Problem details: What you return must match the records below exactly, down to each character.
>>>>
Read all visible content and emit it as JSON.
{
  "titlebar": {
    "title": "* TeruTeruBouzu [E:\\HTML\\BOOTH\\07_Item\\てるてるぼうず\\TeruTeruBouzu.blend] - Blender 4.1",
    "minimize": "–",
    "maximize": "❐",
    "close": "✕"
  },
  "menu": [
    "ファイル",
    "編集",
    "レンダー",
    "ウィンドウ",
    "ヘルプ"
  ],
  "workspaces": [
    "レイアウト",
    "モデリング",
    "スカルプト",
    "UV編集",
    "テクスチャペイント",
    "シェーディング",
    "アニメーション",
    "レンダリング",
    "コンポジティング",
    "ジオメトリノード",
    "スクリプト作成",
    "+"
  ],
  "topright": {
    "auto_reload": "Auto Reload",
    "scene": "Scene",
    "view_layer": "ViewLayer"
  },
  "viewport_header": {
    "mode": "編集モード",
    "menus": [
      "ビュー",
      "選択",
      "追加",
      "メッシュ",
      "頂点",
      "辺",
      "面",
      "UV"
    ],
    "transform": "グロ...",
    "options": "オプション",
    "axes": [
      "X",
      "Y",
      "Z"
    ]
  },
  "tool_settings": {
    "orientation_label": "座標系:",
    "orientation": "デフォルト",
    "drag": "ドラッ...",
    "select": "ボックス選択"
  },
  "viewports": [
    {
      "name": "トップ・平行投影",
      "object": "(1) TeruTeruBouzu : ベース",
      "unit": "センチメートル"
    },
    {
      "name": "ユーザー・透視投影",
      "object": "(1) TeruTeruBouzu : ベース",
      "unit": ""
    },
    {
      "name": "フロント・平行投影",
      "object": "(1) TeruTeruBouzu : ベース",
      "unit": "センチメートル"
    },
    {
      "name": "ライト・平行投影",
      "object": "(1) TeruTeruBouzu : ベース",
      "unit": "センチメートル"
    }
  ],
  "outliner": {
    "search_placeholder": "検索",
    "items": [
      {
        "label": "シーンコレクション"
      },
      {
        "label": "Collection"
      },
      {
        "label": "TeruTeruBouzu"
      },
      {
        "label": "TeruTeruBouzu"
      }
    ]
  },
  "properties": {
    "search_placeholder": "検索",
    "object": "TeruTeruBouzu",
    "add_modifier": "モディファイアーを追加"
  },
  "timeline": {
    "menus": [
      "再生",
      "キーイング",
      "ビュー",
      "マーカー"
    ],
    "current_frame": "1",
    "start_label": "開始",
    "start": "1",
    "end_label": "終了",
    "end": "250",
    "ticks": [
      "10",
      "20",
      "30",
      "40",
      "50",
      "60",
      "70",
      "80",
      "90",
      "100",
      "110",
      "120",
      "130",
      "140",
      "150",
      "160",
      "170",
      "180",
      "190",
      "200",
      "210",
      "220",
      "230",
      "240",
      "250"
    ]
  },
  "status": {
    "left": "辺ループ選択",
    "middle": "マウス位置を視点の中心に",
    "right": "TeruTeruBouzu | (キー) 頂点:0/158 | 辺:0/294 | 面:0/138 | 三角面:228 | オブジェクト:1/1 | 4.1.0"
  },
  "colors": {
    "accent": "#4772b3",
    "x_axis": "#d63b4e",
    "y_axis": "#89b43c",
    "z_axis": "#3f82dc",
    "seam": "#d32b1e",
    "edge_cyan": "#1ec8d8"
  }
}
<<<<
Solution to the exercise:
Read all visible content and emit it as JSON.
{
  "titlebar": {
    "title": "* TeruTeruBouzu [E:\\HTML\\BOOTH\\07_Item\\てるてるぼうず\\TeruTeruBouzu.blend] - Blender 4.1",
    "minimize": "–",
    "maximize": "❐",
    "close": "✕"
  },
  "menu": [
    "ファイル",
    "編集",
    "レンダー",
    "ウィンドウ",
    "ヘルプ"
  ],
  "workspaces": [
    "レイアウト",
    "モデリング",
    "スカルプト",
    "UV編集",
    "テクスチャペイント",
    "シェーディング",
    "アニメーション",
    "レンダリング",
    "コンポジティング",
    "ジオメトリノード",
    "スクリプト作成",
    "+"
  ],
  "topright": {
    "auto_reload": "Auto Reload",
    "scene": "Scene",
    "view_layer": "ViewLayer"
  },
  "viewport_header": {
    "mode": "編集モード",
    "menus": [
      "ビュー",
      "選択",
      "追加",
      "メッシュ",
      "頂点",
      "辺",
      "面",
      "UV"
    ],
    "transform": "グロ...",
    "options": "オプション",
    "axes": [
      "X",
      "Y",
      "Z"
    ]
  },
  "tool_settings": {
    "orientation_label": "座標系:",
    "orientation": "デフォルト",
    "drag": "ドラッ...",
    "select": "ボックス選択"
  },
  "viewports": [
    {
      "name": "トップ・平行投影",
      "object": "(1) TeruTeruBouzu : ベース",
      "unit": "センチメートル"
    },
    {
      "name": "ユーザー・透視投影",
      "object": "(1) TeruTeruBouzu : ベース",
      "unit": ""
    },
    {
      "name": "フロント・平行投影",
      "object": "(1) TeruTeruBouzu : ベース",
      "unit": "センチメートル"
    },
    {
      "name": "ライト・平行投影",
      "object": "(1) TeruTeruBouzu : ベース",
      "unit": "センチメートル"
    }
  ],
  "outliner": {
    "search_placeholder": "検索",
    "items": [
      {
        "label": "シーンコレクション"
      },
      {
        "label": "Collection"
      },
      {
        "label": "TeruTeruBouzu"
      },
      {
        "label": "TeruTeruBouzu"
      }
    ]
  },
  "properties": {
    "search_placeholder": "検索",
    "object": "TeruTeruBouzu",
    "add_modifier": "モディファイアーを追加"
  },
  "timeline": {
    "menus": [
      "再生",
      "キーイング",
      "ビュー",
      "マーカー"
    ],
    "current_frame": "1",
    "start_label": "開始",
    "start": "1",
    "end_label": "終了",
    "end": "250",
    "ticks": [
      "10",
      "20",
      "30",
      "40",
      "50",
      "60",
      "70",
      "80",
      "90",
      "100",
      "110",
      "120",
      "130",
      "140",
      "150",
      "160",
      "170",
      "180",
      "190",
      "200",
      "210",
      "220",
      "230",
      "240",
      "250"
    ]
  },
  "status": {
    "left": "辺ループ選択",
    "middle": "マウス位置を視点の中心に",
    "right": "TeruTeruBouzu | (キー) 頂点:0/158 | 辺:0/294 | 面:0/138 | 三角面:228 | オブジェクト:1/1 | 4.1.0"
  },
  "colors": {
    "accent": "#4772b3",
    "x_axis": "#d63b4e",
    "y_axis": "#89b43c",
    "z_axis": "#3f82dc",
    "seam": "#d32b1e",
    "edge_cyan": "#1ec8d8"
  }
}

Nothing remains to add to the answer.